REQUIRED ACTION
An identical copy of the data below is needed.

(RECORD EXTRACTS Opens)

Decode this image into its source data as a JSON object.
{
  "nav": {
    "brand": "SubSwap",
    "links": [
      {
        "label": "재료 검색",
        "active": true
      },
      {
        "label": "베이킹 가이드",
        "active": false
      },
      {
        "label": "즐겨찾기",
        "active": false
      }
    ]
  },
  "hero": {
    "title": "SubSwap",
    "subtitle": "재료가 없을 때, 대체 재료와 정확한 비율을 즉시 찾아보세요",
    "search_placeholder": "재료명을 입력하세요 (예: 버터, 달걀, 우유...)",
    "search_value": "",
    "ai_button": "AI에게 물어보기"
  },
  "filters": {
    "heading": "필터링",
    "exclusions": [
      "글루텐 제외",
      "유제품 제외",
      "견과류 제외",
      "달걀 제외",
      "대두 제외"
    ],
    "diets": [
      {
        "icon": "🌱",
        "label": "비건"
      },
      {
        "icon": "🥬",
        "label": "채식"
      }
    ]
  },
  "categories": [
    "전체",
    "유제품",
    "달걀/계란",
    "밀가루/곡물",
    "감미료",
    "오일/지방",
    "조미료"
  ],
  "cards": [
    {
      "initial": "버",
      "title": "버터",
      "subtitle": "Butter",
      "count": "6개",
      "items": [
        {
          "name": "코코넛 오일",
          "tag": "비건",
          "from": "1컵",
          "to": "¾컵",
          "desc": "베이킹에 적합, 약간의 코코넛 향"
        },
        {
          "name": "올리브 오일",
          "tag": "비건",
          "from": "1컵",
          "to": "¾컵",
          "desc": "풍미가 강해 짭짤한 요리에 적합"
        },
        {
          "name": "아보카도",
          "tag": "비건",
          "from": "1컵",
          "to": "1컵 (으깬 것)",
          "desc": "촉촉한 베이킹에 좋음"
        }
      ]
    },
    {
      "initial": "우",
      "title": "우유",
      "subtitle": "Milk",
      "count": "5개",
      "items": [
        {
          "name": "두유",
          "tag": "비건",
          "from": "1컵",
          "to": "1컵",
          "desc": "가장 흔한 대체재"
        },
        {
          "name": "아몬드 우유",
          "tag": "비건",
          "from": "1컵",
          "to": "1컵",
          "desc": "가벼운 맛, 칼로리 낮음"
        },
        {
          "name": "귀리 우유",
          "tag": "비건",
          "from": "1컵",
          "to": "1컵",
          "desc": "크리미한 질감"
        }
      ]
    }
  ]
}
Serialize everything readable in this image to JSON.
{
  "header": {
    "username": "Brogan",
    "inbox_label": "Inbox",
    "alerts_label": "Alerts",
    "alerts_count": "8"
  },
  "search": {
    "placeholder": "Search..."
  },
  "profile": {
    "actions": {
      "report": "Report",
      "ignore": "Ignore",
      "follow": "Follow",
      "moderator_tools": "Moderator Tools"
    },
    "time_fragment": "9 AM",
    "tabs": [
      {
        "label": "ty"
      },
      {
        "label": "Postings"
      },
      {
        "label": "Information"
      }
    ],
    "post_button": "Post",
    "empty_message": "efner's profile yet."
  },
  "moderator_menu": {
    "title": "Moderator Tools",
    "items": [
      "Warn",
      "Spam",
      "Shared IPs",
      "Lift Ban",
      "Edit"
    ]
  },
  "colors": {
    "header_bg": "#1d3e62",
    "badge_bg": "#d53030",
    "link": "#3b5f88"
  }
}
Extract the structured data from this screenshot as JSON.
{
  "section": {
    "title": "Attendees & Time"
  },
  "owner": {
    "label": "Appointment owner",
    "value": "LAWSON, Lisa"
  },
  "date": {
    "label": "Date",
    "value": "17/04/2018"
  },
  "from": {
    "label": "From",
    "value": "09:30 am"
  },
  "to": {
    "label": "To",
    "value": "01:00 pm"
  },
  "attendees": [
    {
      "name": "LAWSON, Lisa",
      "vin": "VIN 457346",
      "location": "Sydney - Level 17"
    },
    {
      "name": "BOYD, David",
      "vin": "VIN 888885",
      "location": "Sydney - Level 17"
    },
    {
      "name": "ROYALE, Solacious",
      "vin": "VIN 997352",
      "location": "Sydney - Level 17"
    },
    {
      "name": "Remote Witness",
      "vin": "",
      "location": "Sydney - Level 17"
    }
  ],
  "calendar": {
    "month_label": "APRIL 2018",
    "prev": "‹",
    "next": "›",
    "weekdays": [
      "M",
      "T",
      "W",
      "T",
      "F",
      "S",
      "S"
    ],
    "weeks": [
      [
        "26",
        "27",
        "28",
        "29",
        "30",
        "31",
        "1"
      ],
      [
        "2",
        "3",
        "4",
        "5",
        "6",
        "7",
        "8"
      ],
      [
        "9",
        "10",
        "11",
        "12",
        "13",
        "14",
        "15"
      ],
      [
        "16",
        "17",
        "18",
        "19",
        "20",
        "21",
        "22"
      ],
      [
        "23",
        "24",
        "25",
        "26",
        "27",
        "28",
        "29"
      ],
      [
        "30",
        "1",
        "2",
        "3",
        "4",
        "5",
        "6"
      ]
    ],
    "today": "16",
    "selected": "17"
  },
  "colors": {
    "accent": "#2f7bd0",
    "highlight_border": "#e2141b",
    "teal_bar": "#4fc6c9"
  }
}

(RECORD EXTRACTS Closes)

EXERCISE SOLUTION
Decode this image into its source data as a JSON object.
{
  "nav": {
    "brand": "SubSwap",
    "links": [
      {
        "label": "재료 검색",
        "active": true
      },
      {
        "label": "베이킹 가이드",
        "active": false
      },
      {
        "label": "즐겨찾기",
        "active": false
      }
    ]
  },
  "hero": {
    "title": "SubSwap",
    "subtitle": "재료가 없을 때, 대체 재료와 정확한 비율을 즉시 찾아보세요",
    "search_placeholder": "재료명을 입력하세요 (예: 버터, 달걀, 우유...)",
    "search_value": "",
    "ai_button": "AI에게 물어보기"
  },
  "filters": {
    "heading": "필터링",
    "exclusions": [
      "글루텐 제외",
      "유제품 제외",
      "견과류 제외",
      "달걀 제외",
      "대두 제외"
    ],
    "diets": [
      {
        "icon": "🌱",
        "label": "비건"
      },
      {
        "icon": "🥬",
        "label": "채식"
      }
    ]
  },
  "categories": [
    "전체",
    "유제품",
    "달걀/계란",
    "밀가루/곡물",
    "감미료",
    "오일/지방",
    "조미료"
  ],
  "cards": [
    {
      "initial": "버",
      "title": "버터",
      "subtitle": "Butter",
      "count": "6개",
      "items": [
        {
          "name": "코코넛 오일",
          "tag": "비건",
          "from": "1컵",
          "to": "¾컵",
          "desc": "베이킹에 적합, 약간의 코코넛 향"
        },
        {
          "name": "올리브 오일",
          "tag": "비건",
          "from": "1컵",
          "to": "¾컵",
          "desc": "풍미가 강해 짭짤한 요리에 적합"
        },
        {
          "name": "아보카도",
          "tag": "비건",
          "from": "1컵",
          "to": "1컵 (으깬 것)",
          "desc": "촉촉한 베이킹에 좋음"
        }
      ]
    },
    {
      "initial": "우",
      "title": "우유",
      "subtitle": "Milk",
      "count": "5개",
      "items": [
        {
          "name": "두유",
          "tag": "비건",
          "from": "1컵",
          "to": "1컵",
          "desc": "가장 흔한 대체재"
        },
        {
          "name": "아몬드 우유",
          "tag": "비건",
          "from": "1컵",
          "to": "1컵",
          "desc": "가벼운 맛, 칼로리 낮음"
        },
        {
          "name": "귀리 우유",
          "tag": "비건",
          "from": "1컵",
          "to": "1컵",
          "desc": "크리미한 질감"
        }
      ]
    }
  ]
}
Serialize everything readable in this image to JSON.
{
  "header": {
    "username": "Brogan",
    "inbox_label": "Inbox",
    "alerts_label": "Alerts",
    "alerts_count": "8"
  },
  "search": {
    "placeholder": "Search..."
  },
  "profile": {
    "actions": {
      "report": "Report",
      "ignore": "Ignore",
      "follow": "Follow",
      "moderator_tools": "Moderator Tools"
    },
    "time_fragment": "9 AM",
    "tabs": [
      {
        "label": "ty"
      },
      {
        "label": "Postings"
      },
      {
        "label": "Information"
      }
    ],
    "post_button": "Post",
    "empty_message": "efner's profile yet."
  },
  "moderator_menu": {
    "title": "Moderator Tools",
    "items": [
      "Warn",
      "Spam",
      "Shared IPs",
      "Lift Ban",
      "Edit"
    ]
  },
  "colors": {
    "header_bg": "#1d3e62",
    "badge_bg": "#d53030",
    "link": "#3b5f88"
  }
}
Extract the structured data from this screenshot as JSON.
{
  "section": {
    "title": "Attendees & Time"
  },
  "owner": {
    "label": "Appointment owner",
    "value": "LAWSON, Lisa"
  },
  "date": {
    "label": "Date",
    "value": "17/04/2018"
  },
  "from": {
    "label": "From",
    "value": "09:30 am"
  },
  "to": {
    "label": "To",
    "value": "01:00 pm"
  },
  "attendees": [
    {
      "name": "LAWSON, Lisa",
      "vin": "VIN 457346",
      "location": "Sydney - Level 17"
    },
    {
      "name": "BOYD, David",
      "vin": "VIN 888885",
      "location": "Sydney - Level 17"
    },
    {
      "name": "ROYALE, Solacious",
      "vin": "VIN 997352",
      "location": "Sydney - Level 17"
    },
    {
      "name": "Remote Witness",
      "vin": "",
      "location": "Sydney - Level 17"
    }
  ],
  "calendar": {
    "month_label": "APRIL 2018",
    "prev": "‹",
    "next": "›",
    "weekdays": [
      "M",
      "T",
      "W",
      "T",
      "F",
      "S",
      "S"
    ],
    "weeks": [
      [
        "26",
        "27",
        "28",
        "29",
        "30",
        "31",
        "1"
      ],
      [
        "2",
        "3",
        "4",
        "5",
        "6",
        "7",
        "8"
      ],
      [
        "9",
        "10",
        "11",
        "12",
        "13",
        "14",
        "15"
      ],
      [
        "16",
        "17",
        "18",
        "19",
        "20",
        "21",
        "22"
      ],
      [
        "23",
        "24",
        "25",
        "26",
        "27",
        "28",
        "29"
      ],
      [
        "30",
        "1",
        "2",
        "3",
        "4",
        "5",
        "6"
      ]
    ],
    "today": "16",
    "selected": "17"
  },
  "colors": {
    "accent": "#2f7bd0",
    "highlight_border": "#e2141b",
    "teal_bar": "#4fc6c9"
  }
}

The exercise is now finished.